The pygmy hippo may resemble a miniature river hippopotamus, but there are structural differences. It is considerably smaller; the head is rounder, proportionately smaller and not so broad and flat. The nostrils are large and almost circular, the eyes are set on the side of the head and do not protrude, the legs are proportionately longer and only the front toes are webbed. As well, the pygmy hippo has only one pair of upper incisors compared to the river hippo’s two pairs. The feet have four toes each with sharp nails. Length of head & body: 1.5 m – 1.8 m, Height to shoulder: 0.8 m, Weight: 160 - 270 kg.
Conservation Status: IUCN
West Africa, with Liberia having the majority of the population. Small numbers are also found in the neighboring countries of Sierra Leone, Guinea and the Ivory Coast.
Rainforests, swamps, and thickets that are near water and streams.
Pygmy hippos are herbivores and feed on various vegetation, including succulents, tender shoots, leaves, roots, grasses, and fallen fruit. Pygmy hippos also feed on aquatic plants. They usually begin feeding in the afternoon, and continue until midnight. Hippos have multi-chambered stomachs that function like that of ruminants, however they do not chew cud. They are classified as pseudo ruminants.

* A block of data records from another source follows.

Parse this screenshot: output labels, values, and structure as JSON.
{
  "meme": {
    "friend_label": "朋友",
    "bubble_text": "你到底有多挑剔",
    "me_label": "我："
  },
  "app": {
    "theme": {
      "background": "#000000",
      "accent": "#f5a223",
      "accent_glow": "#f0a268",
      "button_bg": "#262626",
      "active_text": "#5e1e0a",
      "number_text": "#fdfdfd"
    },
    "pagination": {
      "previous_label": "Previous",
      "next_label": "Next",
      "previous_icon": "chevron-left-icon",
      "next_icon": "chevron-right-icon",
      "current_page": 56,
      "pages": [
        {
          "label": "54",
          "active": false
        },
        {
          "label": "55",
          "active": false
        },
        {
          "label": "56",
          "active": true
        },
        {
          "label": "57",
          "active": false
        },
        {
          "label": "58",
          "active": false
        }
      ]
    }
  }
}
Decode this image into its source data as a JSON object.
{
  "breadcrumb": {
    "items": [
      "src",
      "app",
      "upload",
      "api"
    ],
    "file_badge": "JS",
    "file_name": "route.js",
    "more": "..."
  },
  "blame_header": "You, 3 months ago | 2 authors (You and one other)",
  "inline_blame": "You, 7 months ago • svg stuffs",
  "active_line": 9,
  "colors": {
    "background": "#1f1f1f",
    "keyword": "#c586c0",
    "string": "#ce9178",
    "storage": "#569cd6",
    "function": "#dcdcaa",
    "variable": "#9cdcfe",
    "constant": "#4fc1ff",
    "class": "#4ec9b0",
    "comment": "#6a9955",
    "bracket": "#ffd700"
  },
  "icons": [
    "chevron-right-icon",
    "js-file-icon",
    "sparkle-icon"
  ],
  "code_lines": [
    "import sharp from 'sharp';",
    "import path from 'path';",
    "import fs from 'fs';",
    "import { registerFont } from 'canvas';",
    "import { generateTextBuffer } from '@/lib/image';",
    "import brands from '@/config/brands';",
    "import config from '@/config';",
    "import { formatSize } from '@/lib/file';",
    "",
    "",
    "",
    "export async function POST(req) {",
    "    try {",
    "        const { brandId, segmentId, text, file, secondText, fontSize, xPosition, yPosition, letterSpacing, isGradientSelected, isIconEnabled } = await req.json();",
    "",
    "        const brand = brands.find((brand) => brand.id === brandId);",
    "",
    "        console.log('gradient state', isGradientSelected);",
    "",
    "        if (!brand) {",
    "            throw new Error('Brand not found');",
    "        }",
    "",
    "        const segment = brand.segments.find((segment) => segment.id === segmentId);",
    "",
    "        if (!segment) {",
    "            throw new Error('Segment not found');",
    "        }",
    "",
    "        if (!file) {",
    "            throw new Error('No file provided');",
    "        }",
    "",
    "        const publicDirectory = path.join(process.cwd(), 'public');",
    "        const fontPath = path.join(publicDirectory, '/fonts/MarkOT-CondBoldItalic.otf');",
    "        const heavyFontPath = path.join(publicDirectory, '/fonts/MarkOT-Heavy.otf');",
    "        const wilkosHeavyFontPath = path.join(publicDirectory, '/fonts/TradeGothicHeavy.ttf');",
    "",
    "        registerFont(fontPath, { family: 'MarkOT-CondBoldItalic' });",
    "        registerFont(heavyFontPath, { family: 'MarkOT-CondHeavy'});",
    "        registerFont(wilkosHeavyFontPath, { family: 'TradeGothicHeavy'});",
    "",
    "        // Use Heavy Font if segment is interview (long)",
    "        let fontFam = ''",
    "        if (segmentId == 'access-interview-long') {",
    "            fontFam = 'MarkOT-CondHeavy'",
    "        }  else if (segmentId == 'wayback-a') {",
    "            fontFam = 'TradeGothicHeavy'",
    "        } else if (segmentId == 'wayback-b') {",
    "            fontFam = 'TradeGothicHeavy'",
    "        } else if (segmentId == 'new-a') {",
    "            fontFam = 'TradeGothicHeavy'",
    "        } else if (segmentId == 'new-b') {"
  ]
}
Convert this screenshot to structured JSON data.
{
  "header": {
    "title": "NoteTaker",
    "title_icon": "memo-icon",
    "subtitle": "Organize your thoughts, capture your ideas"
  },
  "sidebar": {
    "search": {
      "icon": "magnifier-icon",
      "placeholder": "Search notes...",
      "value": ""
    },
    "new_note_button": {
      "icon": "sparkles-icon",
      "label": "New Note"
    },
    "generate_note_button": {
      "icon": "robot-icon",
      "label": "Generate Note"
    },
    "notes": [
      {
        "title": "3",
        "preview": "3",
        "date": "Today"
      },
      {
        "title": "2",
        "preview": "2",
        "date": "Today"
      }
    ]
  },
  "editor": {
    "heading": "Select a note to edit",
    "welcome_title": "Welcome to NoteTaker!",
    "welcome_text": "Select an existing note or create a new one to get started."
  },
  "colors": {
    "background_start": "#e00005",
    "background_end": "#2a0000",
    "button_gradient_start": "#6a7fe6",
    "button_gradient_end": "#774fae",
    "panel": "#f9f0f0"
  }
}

Mating takes place on land and in the water. The gestation period is about 180 - 210 days, after which a single calf is born. The pink newborn weighs between 4.5 and 6.5 kg. The young are usually born on land. After birth, the young are hidden by their mother for a few weeks to protect them from predators and the sun. The calf grows quickly, gaining from 300 - 600 g daily. It doubles its birth weight in three weeks. After 5 months, it weighs ten times its birth weight. It nurses first on land, later underwater. The calf is weaned after 6-8 months and stays with its mother for up to 3 years. Pygmy hippos reach sexual maturity at 4-5 years of age. The life span is approximately 30 - 50 years.
The pygmy hippo is less aquatic than the river hippo, spending most of its time on land. They are very shy and are nocturnal in nature. Pygmy hippos sleep by day, resting most of the morning and early afternoon in thick undergrowth near rivers or streams until they begin to forage during late evening to about midnight. When foraging in tropical forests, pygmy hippos make deep paths similar to tunnels within the dense brush. When foraging in water, they form canal like pathways. It marks these tunnel-like paths by spreading its dung while vigorously wagging its tail when defecating. When frightened, or alarmed, the pygmy hippo seeks refuge in dense cover or in the water. They are excellent swimmers and can even walk on the river bottom. They can stay underwater for over 5 minutes. Pygmy hippos are said to have excellent hearing and eyesight. An oily chemical, which is given off by the body, helps lubricate their skin so it doesn't dry out.
Threats to Survival:
Excessive logging operations combined with the destruction of large areas of its forest habitat, and hunting.